Of the many broken promises the Nigerian government has made to the Nigerian people, one remains largely overlooked: the promise of social security. Social security refers to organised collective protection of the individual against poverty, disease, or idleness caused by loss of income due to unforeseen circumstances.
Chapter two, section sixteen, sub-section two(d) of the 1999 Constitution of the Federal Republic of Nigeria stipulates that the Nigerian government is obligated to provide its citizens with a number of social benefits. These benefits include suitable and adequate shelter, suitable and adequate food, reasonable national minimum living wage, old age care and pensions. It also includes unemployment stipends, sick benefits and welfare for the disabled.
As we all know, however, the Nigerian government has failed to provide most of these things not just for its most vulnerable citizens, but for the entirety of the Nigerian population. In cases where laws have been put in place to implement social security, the onus has been placed on employers and fellow employees, rather than the government, to provide for citizens.
In Nigeria, all available social security schemes are financed by contributions from employers and employees. Take, for example, the National Health Insurance Scheme (NHIS) Act of 1999, which establishes a contributory health insurance scheme in which every employer with a minimum of ten employees must contribute, to their healthcare. It is a known fact that the government does not subsidise employers’ efforts to provide healthcare, pensions, or work injury compensation for their employees. There is even less to be said about government provision of healthcare for unemployed or vulnerable Nigerians. Since its launch in 2015, the NHIS covers less than ten percent of the Nigerian population.
The consequences of this lack of a social safety net in Nigeria are tenfold. Forced to fend for themselves in a dog-eat-dog economy, many Nigerians resort to crime in order to provide for themselves and their loved ones.
However, Nigeria’s lack of a social safety net is not due to her inability to provide one. Lofty promises made by politicians suggest that the government has the resources to provide for its people. In 2016, the Minister of Health announced the Federal government’s plan to provide healthcare for one hundred million Nigerians. Thus far, this plan has not come to fruition.
The previous Buhari administration promised to increase budgetary allocation to the health sector from about three per cent to fifteen per cent. However, during Buhari’s first term, the budgetary allocation to health has fluctuated between three point seven per cent and five per cent.
When they affect millions of lives, these broken promises and failed policies cannot be tolerated. Every single one of us must collect on the debt owed us by our government. We cannot allow the Nigerian government to continue to shirk its responsibility towards the people. What follows is a need for the government to provide its people with the social security promised so that no Nigerian is left behind.

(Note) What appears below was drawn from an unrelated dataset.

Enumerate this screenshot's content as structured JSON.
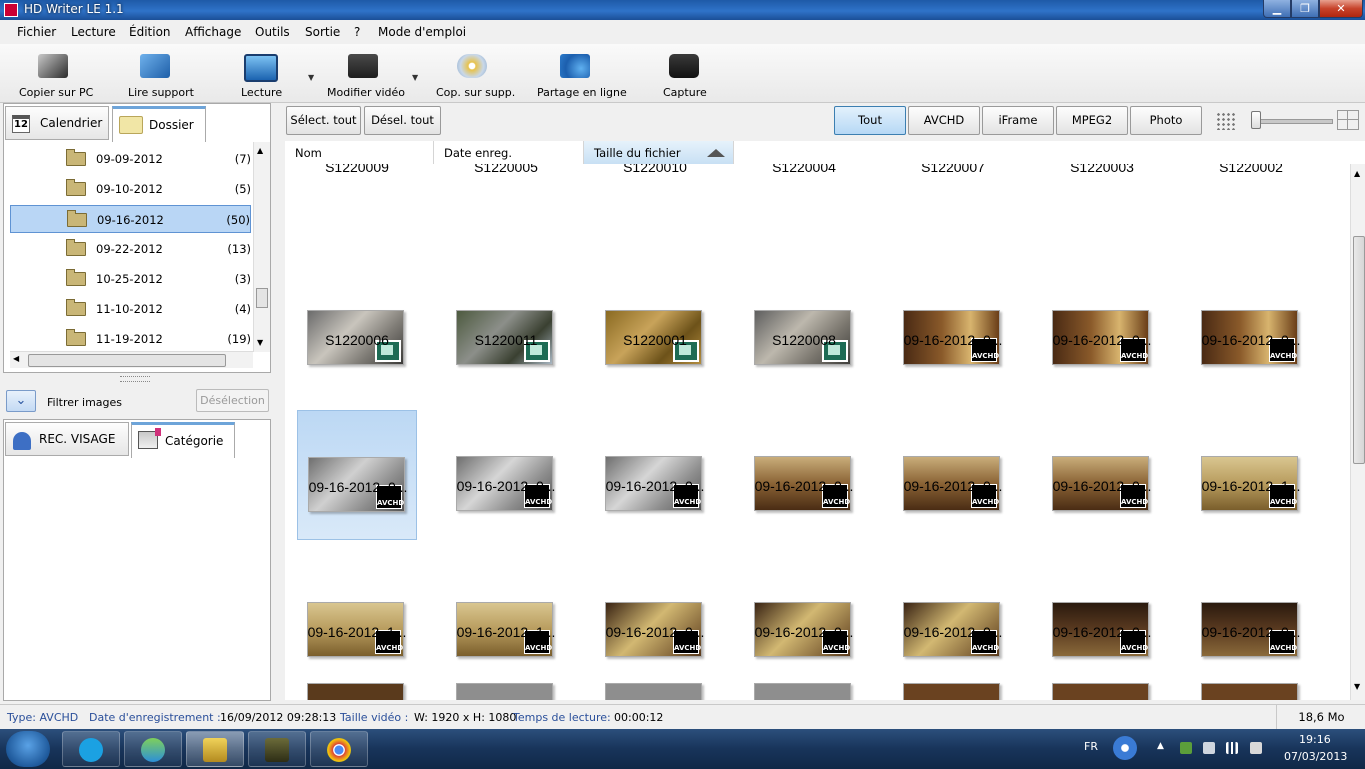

Funmilayo Adetokunbo A-A, a political and International Affairs Analyst, writes from Somerset, England, United Kingdom.